Arboviruses (e.g. WNV, DENV, JEV, YFV, etc.) and the diseases they cause are major public health problems in regions of the world where they occur. The two most used methods to control these diseases are vaccination and application of pesticides. Vaccines, if available, are effective in controlling human disease, but do not eliminate the pathogenic arboviruses because most arboviruses are maintained in zoonotic cycles independent of humans. The application of pesticides is designed to reduce the density of a vector population, diminishing the level of virus transmission and indirectly reducing the incidence of infection and illness. But like vaccines, pesticides must be applied indefinitely, or the vectors and their associated diseases will reemerge. Heavy application of pesticides can be beneficial during epidemics but is not sustainable long-term because of the cost, public opposition, environmental toxicity and the development of resistance by the target vectors.

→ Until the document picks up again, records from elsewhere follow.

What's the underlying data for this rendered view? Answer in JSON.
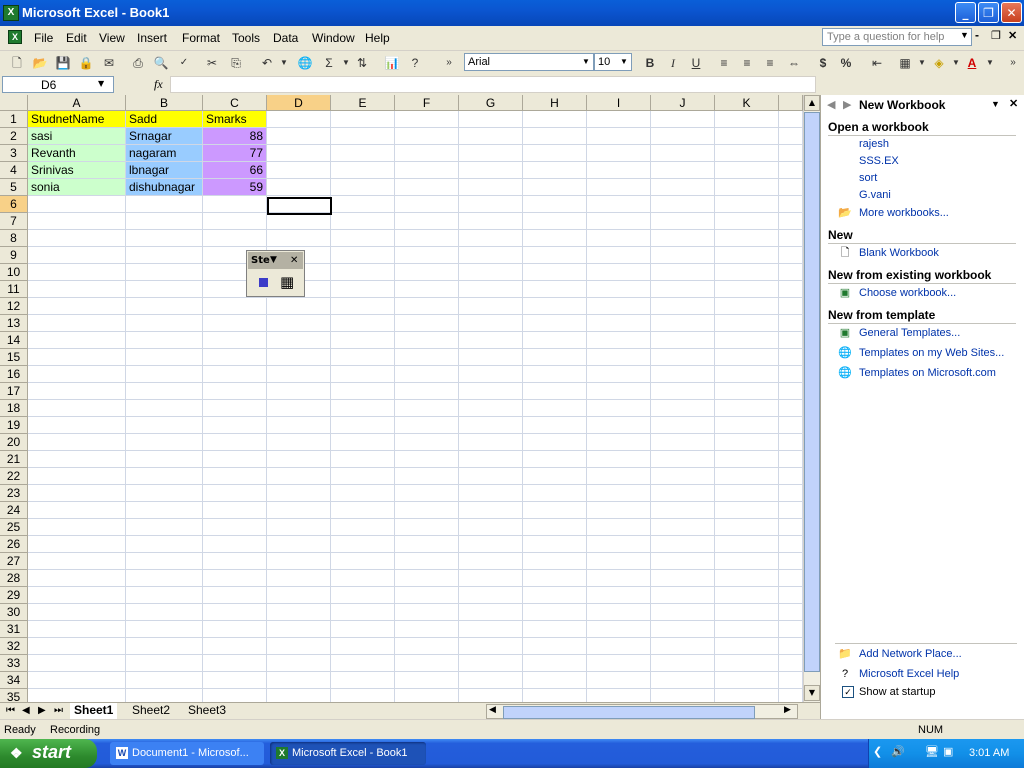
{
  "window": {
    "title": "Microsoft Excel - Book1"
  },
  "menu": {
    "items": [
      "File",
      "Edit",
      "View",
      "Insert",
      "Format",
      "Tools",
      "Data",
      "Window",
      "Help"
    ],
    "help_placeholder": "Type a question for help"
  },
  "toolbar": {
    "font": "Arial",
    "font_size": "10",
    "bold": "B",
    "italic": "I",
    "underline": "U",
    "sum": "Σ",
    "currency": "$",
    "percent": "%"
  },
  "formula_bar": {
    "name_box": "D6",
    "fx": "fx",
    "content": ""
  },
  "grid": {
    "columns": [
      "A",
      "B",
      "C",
      "D",
      "E",
      "F",
      "G",
      "H",
      "I",
      "J",
      "K"
    ],
    "selected_column": "D",
    "selected_row": "6",
    "active_cell": "D6",
    "rows": [
      "1",
      "2",
      "3",
      "4",
      "5",
      "6",
      "7",
      "8",
      "9",
      "10",
      "11",
      "12",
      "13",
      "14",
      "15",
      "16",
      "17",
      "18",
      "19",
      "20",
      "21",
      "22",
      "23",
      "24",
      "25",
      "26",
      "27",
      "28",
      "29",
      "30",
      "31",
      "32",
      "33",
      "34",
      "35"
    ],
    "header": [
      "StudnetName",
      "Sadd",
      "Smarks"
    ],
    "data": [
      [
        "sasi",
        "Srnagar",
        "88"
      ],
      [
        "Revanth",
        "nagaram",
        "77"
      ],
      [
        "Srinivas",
        "lbnagar",
        "66"
      ],
      [
        "sonia",
        "dishubnagar",
        "59"
      ]
    ],
    "colors": {
      "header_fill": "#ffff00",
      "name_fill": "#ccffcc",
      "address_fill": "#99ccff",
      "marks_fill": "#cc99ff"
    }
  },
  "floating_toolbar": {
    "title": "Ste"
  },
  "sheets": {
    "tabs": [
      "Sheet1",
      "Sheet2",
      "Sheet3"
    ],
    "active": "Sheet1"
  },
  "task_pane": {
    "title": "New Workbook",
    "open_heading": "Open a workbook",
    "recent": [
      "rajesh",
      "SSS.EX",
      "sort",
      "G.vani"
    ],
    "more": "More workbooks...",
    "new_heading": "New",
    "blank": "Blank Workbook",
    "existing_heading": "New from existing workbook",
    "choose": "Choose workbook...",
    "template_heading": "New from template",
    "general": "General Templates...",
    "web_sites": "Templates on my Web Sites...",
    "ms_com": "Templates on Microsoft.com",
    "network": "Add Network Place...",
    "help": "Microsoft Excel Help",
    "startup": "Show at startup"
  },
  "status": {
    "ready": "Ready",
    "recording": "Recording",
    "num": "NUM"
  },
  "taskbar": {
    "start": "start",
    "tasks": [
      "Document1 - Microsof...",
      "Microsoft Excel - Book1"
    ],
    "time": "3:01 AM"
  }
}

Recently, a third control option has been considered; manipulation of the insect microbiome to reduce the vector competence of mosquitoes for selected arbovirus pathogens. During the past 4 years the laboratory has identified and characterized two new taxa of mosquito specific viruses (MSVs), as well as several others within established taxa that include arboviruses, including flaviviruses. Mosquito-specific flaviviruses (MSFs) belong in two distinct clades within the genus flavivirus. One is phylogenetically distinct from the main flavivirus group that includes vertebrate arboviral pathogens (tick- and mosquito-borne). This clade includes MSFs such as cell fusing agent (CFAV), Culex flavivirus (CxFV), Aedes flavivirus (AeFV), Kamiti River (KRV), Quang Binh (QBV), and Nakiwogo (NAKV) virus. The second clade falls within the mosquito-borne clade of flavivirus pathogens and is closely related to medically important viruses such as WNV, DENV and YFV. This MSV clade includes Aripo (ARPV), Nounane (NANV), Nhumirim (NHUV), Donggang (DGV), Long Pine Key (LPKV), marisma (MMV) and other viruses.
Using LPKV and MMV as models the laboratory is currently exploring methods to create a population of mosquitoes that is infected with LKPV with reduced capacity to transmit human pathogenic arboviruses. The factors that determine the narrow host range of mosquito-specific viruses (using LKPV and MMV as models) are poorly understood and mechanisms such as attachment and entry, incompatibility with host cell factors, or temperature sensitivity have been suggested. Gaining insights into the elements that determine this host range will improve our understanding of MSF-vector interactions and evolution, and this knowledge can be leveraged to manipulate specific natural viral symbionts in mosquitoes, such as LPKV, to reduce their ability to transmit arboviral pathogens of public health importance.